[Items from a data source]
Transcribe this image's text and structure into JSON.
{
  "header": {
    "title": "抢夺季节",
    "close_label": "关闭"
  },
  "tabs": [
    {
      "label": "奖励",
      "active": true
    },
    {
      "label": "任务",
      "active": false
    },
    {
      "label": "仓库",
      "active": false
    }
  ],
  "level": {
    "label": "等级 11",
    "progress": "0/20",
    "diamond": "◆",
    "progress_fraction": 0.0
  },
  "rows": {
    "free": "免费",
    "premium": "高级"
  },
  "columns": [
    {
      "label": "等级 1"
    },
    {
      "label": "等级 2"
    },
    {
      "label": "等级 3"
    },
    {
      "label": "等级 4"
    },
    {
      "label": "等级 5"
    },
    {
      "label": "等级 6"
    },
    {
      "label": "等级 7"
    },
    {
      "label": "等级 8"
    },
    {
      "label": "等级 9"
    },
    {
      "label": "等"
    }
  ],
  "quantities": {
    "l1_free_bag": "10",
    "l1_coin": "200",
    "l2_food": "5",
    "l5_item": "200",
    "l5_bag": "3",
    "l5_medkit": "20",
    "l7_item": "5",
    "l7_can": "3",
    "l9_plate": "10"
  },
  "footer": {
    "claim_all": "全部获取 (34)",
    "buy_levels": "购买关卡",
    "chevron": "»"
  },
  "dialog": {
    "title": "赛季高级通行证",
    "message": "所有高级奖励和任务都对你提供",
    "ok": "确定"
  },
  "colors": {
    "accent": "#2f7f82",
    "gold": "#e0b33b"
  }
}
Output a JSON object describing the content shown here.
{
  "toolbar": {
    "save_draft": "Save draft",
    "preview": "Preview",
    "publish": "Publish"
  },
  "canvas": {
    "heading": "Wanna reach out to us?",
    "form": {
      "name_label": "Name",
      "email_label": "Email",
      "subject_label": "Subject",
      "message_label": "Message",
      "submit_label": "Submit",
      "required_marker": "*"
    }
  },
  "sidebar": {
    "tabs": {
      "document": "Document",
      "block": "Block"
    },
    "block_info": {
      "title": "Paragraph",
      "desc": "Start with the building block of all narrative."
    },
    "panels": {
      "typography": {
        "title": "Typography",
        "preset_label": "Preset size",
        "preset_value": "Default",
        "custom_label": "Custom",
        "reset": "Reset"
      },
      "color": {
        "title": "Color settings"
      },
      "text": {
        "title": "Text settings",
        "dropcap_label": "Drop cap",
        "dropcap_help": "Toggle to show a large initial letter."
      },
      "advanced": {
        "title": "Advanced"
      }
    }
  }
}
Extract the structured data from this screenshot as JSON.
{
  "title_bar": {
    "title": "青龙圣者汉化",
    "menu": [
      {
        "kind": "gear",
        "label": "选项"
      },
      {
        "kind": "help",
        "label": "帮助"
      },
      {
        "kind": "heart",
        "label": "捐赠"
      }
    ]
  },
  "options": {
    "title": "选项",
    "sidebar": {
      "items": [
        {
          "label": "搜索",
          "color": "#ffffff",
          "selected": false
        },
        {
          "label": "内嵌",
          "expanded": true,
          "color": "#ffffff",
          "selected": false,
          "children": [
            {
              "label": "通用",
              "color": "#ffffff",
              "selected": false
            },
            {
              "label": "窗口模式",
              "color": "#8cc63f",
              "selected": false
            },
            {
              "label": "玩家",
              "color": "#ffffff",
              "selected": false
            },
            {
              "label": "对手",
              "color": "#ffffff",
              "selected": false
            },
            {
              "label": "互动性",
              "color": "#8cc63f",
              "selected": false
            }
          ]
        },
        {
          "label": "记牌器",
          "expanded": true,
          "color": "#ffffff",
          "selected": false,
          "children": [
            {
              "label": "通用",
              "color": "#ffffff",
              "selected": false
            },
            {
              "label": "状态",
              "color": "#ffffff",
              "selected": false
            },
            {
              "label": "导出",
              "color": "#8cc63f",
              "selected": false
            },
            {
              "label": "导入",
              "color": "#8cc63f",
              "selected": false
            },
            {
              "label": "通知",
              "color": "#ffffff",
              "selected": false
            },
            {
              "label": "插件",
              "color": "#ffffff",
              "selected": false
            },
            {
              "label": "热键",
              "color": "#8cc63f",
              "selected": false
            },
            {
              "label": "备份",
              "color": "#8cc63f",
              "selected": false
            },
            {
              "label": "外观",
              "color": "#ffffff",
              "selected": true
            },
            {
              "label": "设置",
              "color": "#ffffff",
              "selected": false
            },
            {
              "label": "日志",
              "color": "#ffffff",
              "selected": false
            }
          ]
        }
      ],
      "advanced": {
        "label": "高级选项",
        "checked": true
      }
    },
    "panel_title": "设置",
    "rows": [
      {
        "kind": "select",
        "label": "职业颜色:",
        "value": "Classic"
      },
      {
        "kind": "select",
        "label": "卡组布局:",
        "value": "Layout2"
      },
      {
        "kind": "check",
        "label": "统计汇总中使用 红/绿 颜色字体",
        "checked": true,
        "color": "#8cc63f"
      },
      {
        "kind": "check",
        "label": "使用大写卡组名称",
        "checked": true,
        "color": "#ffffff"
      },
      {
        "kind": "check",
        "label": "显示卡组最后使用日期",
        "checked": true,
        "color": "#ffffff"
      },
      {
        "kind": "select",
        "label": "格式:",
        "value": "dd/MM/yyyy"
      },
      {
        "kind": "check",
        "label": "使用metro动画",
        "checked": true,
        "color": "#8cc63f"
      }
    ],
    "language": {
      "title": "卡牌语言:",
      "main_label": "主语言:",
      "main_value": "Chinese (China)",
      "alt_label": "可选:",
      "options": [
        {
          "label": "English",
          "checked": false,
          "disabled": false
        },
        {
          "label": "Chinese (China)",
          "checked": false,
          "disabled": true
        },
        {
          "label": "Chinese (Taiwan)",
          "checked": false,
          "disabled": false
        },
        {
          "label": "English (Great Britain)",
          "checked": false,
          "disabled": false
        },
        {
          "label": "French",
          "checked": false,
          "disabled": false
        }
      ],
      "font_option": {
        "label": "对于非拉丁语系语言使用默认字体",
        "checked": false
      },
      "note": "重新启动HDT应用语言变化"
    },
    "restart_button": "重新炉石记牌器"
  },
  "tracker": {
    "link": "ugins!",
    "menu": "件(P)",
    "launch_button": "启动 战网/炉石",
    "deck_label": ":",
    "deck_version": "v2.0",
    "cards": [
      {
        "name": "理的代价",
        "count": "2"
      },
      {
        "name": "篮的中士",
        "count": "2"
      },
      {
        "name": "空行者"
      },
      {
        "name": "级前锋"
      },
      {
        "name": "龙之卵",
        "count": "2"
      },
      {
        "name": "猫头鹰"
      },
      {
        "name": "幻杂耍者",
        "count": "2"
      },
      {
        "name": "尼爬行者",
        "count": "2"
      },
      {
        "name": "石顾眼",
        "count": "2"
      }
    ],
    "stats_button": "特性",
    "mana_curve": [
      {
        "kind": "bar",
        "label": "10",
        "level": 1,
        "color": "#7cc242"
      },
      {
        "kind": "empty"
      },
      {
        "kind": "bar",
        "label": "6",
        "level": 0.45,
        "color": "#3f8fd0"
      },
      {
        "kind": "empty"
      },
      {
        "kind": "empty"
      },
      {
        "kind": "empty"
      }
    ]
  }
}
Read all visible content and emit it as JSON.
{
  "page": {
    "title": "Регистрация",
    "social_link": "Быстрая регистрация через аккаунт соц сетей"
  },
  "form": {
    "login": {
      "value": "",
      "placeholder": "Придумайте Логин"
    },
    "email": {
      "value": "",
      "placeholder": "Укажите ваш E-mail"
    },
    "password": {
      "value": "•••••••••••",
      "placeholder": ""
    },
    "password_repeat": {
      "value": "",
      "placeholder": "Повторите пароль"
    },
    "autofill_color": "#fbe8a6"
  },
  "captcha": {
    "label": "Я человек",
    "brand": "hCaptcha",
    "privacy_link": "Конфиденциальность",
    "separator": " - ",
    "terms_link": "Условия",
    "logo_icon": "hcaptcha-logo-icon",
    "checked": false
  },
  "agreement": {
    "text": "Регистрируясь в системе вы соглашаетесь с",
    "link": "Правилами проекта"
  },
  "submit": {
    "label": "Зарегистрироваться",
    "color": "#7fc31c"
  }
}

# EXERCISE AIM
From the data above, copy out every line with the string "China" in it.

# EXPECTED ANSWER
      "main_value": "Chinese (China)",
          "label": "Chinese (China)",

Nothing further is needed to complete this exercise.